The new documentary takes audiences into the isolated world of William, a one-time master’s student and aspiring musician, who has spent a decade retreating from modern life due to his EHS which he believes is caused by the electrical radiation from the interconnected digital age.

It has led him to a remote cabin in the Swedish wilderness where he’s cut himself off from most forms of technology.

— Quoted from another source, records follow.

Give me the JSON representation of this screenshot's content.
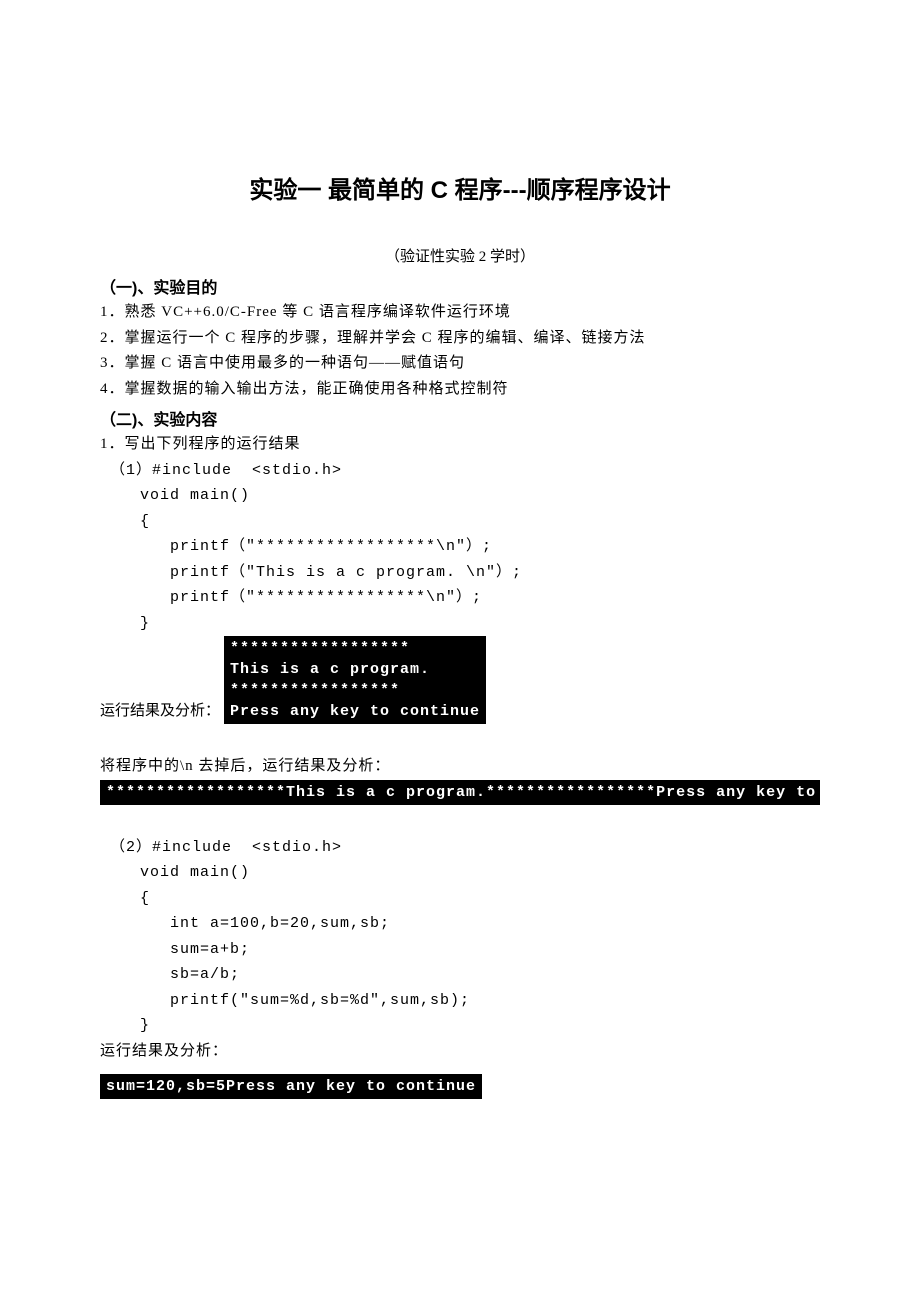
{
  "title": "实验一   最简单的 C 程序---顺序程序设计",
  "subline": "（验证性实验   2 学时）",
  "sec1_head": "（一)、实验目的",
  "goals": [
    "1．熟悉 VC++6.0/C-Free 等 C 语言程序编译软件运行环境",
    "2．掌握运行一个 C 程序的步骤，理解并学会 C 程序的编辑、编译、链接方法",
    "3．掌握 C 语言中使用最多的一种语句——赋值语句",
    "4．掌握数据的输入输出方法，能正确使用各种格式控制符"
  ],
  "sec2_head": "（二)、实验内容",
  "task_header": "1．写出下列程序的运行结果",
  "code1": {
    "l0": "（1）#include  <stdio.h>",
    "l1": "void main()",
    "l2": "{",
    "l3": "printf（\"******************\\n\"）;",
    "l4": "printf（\"This is a c program. \\n\"）;",
    "l5": "printf（\"*****************\\n\"）;",
    "l6": "}"
  },
  "result_label": "运行结果及分析：",
  "console1": "******************\nThis is a c program.\n*****************\nPress any key to continue",
  "remove_n_line": "将程序中的\\n 去掉后，运行结果及分析：",
  "console1b": "******************This is a c program.*****************Press any key to continue",
  "code2": {
    "l0": "（2）#include  <stdio.h>",
    "l1": "void main()",
    "l2": "{",
    "l3": "int a=100,b=20,sum,sb;",
    "l4": "sum=a+b;",
    "l5": "sb=a/b;",
    "l6": "printf(\"sum=%d,sb=%d\",sum,sb);",
    "l7": "}"
  },
  "result_label2": "运行结果及分析：",
  "console2": "sum=120,sb=5Press any key to continue"
}
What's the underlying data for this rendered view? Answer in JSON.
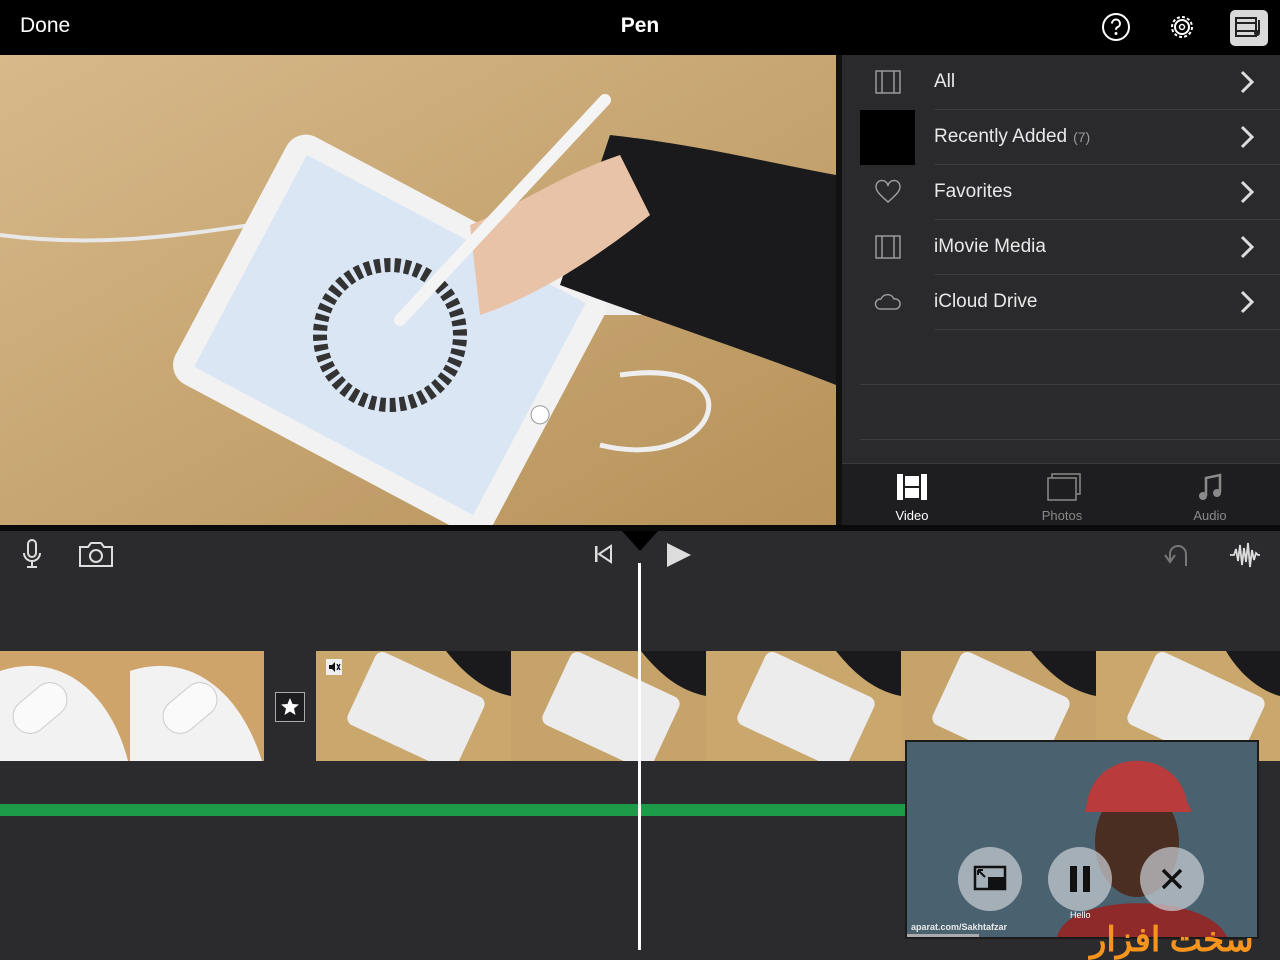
{
  "topbar": {
    "done_label": "Done",
    "title": "Pen",
    "icons": [
      "help-icon",
      "settings-gear-icon",
      "media-browser-icon"
    ]
  },
  "browser": {
    "items": [
      {
        "label": "All",
        "count": "",
        "icon": "film-strip-icon"
      },
      {
        "label": "Recently Added",
        "count": "(7)",
        "icon": "thumbnail"
      },
      {
        "label": "Favorites",
        "count": "",
        "icon": "heart-icon"
      },
      {
        "label": "iMovie Media",
        "count": "",
        "icon": "film-strip-icon"
      },
      {
        "label": "iCloud Drive",
        "count": "",
        "icon": "cloud-icon"
      }
    ],
    "tabs": [
      {
        "label": "Video",
        "active": true
      },
      {
        "label": "Photos",
        "active": false
      },
      {
        "label": "Audio",
        "active": false
      }
    ]
  },
  "pip": {
    "caption": "Hello",
    "source": "aparat.com/Sakhtafzar",
    "buttons": [
      "exit-pip-icon",
      "pause-icon",
      "close-icon"
    ]
  },
  "watermark": "سخت افزار",
  "colors": {
    "audio_track": "#1e9b48",
    "browser_bg": "#2a2a2c",
    "timeline_bg": "#2b2b2d"
  }
}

Hidden in a foil-encased bedroom, beneath layers of copper-lined fabric, he speaks openly to Liden about suffering from the condition.

Shot partly with a hand-cranked Bolex camera, the film is described as a sympathetic portrait of loneliness and isolation and the efforts of a loving family to save their son’s life.

Liden said she hoped the film would give a voice to those suffering from electromagnetic hypersensitivity.

“In many cases, these people’s stories are marginalised because they cannot communicate the way we do through the internet or even using phones,” she said.

“I’m also very aware of the boundaries exposed within the film, the questions raised about the differences between mental and physical symptoms and how we apply rules of diagnosis.

“I am excited by issues that straddle definition, where mainstream society wants to draw neat lines between the conscious and unconscious, the psychological and the physiological as the real experience of people can be much more complex.

“I believe we have to explore these boundaries and continually challenge them, to ensure we do give a voice to the marginalised.”

Electric Malady is released by Conic in UK/Irish cinemas on March 3